‘ “I love the beauty of the great Hollywood portraits,” says the Winnipeg photographer…Visitors will encounter the likes of Veronica Lake, Dorothy and the Wicked Witch, and a brunette Marilyn Monroe’s infamous photo spread on red satin (sans nudity this time).

That is, viewers will encounter variations on these familiar images; like actors playing well-established roles, Sandulak’s subjects (most of them actors themselves) wear the “costumes” of, for instance, Audrey Hepburn as Holly Golightly in Breakfast at Tiffany’s. The artist’s “Brigitte Bardot” (Meghan Koley) could pass as the genuine article.

The point isn’t to fool the eye — it’s to evoke the spirit of cinema’s classical past.

“The great portraits of screen legends had no Photoshopping done to them and very little old-fashioned manipulation,” says Sandulak, who drew considerable inspiration from Hollywood ‘Golden Age’ photographers such as George Hurrell.

“The result is, there’s greater truth to them. As a purist myself, I love their beauty.”

For that matter, Sandulak, who has been a still photographer on multiple Hollywood (and non-Hollywood) film productions in Winnipeg, appreciates the beauty of a good subject. Especially women.

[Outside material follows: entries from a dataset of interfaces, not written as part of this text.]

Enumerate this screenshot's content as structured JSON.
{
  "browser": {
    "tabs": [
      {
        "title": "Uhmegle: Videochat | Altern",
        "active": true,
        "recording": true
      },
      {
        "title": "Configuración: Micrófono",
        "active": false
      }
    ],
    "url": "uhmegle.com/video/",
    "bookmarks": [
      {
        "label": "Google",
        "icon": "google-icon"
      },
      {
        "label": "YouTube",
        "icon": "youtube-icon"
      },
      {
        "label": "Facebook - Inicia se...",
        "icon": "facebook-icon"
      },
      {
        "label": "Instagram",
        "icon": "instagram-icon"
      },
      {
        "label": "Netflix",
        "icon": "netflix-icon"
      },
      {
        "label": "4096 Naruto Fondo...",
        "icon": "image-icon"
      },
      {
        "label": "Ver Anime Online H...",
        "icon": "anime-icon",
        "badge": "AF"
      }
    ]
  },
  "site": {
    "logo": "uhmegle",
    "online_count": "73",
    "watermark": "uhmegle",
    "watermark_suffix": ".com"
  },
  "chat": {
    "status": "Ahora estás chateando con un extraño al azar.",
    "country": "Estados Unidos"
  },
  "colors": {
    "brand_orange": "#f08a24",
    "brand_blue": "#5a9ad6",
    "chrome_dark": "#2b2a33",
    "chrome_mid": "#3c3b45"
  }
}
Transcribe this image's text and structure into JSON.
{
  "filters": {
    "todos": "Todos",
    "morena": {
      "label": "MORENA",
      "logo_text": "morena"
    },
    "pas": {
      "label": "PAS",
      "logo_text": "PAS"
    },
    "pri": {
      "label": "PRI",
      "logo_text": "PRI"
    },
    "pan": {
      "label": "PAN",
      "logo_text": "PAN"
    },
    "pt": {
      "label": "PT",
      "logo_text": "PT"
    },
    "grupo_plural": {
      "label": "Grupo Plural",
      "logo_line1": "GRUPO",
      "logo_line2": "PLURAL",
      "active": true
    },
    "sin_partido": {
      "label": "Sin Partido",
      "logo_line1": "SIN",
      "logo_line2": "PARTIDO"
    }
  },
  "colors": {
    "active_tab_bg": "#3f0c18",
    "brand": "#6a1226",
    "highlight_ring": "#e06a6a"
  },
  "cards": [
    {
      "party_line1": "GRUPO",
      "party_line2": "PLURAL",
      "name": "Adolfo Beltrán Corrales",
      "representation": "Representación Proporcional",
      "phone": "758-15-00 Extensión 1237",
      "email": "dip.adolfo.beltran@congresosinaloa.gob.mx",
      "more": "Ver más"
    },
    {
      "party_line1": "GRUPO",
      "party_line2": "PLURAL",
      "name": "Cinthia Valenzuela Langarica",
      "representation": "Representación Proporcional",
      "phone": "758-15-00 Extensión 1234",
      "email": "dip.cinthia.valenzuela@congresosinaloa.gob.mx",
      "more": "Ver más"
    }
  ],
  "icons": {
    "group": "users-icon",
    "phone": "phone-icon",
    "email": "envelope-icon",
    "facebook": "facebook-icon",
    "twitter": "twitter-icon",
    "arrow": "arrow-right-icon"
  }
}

“I adore women with grace and beauty,” she says. Indeed, the show reinforces precisely how and why some people look like movie stars. As cinematographer Nestor Almendros once explained in Projections magazine, the camera loves some women more than others — specifically, those with “good bones” and symmetrical faces.

“Actors definitely know which are their good and bad sides,” Sandulak says. It’s often been the case that her on-set subjects will articulate if a particular angle will flatter more, or less.’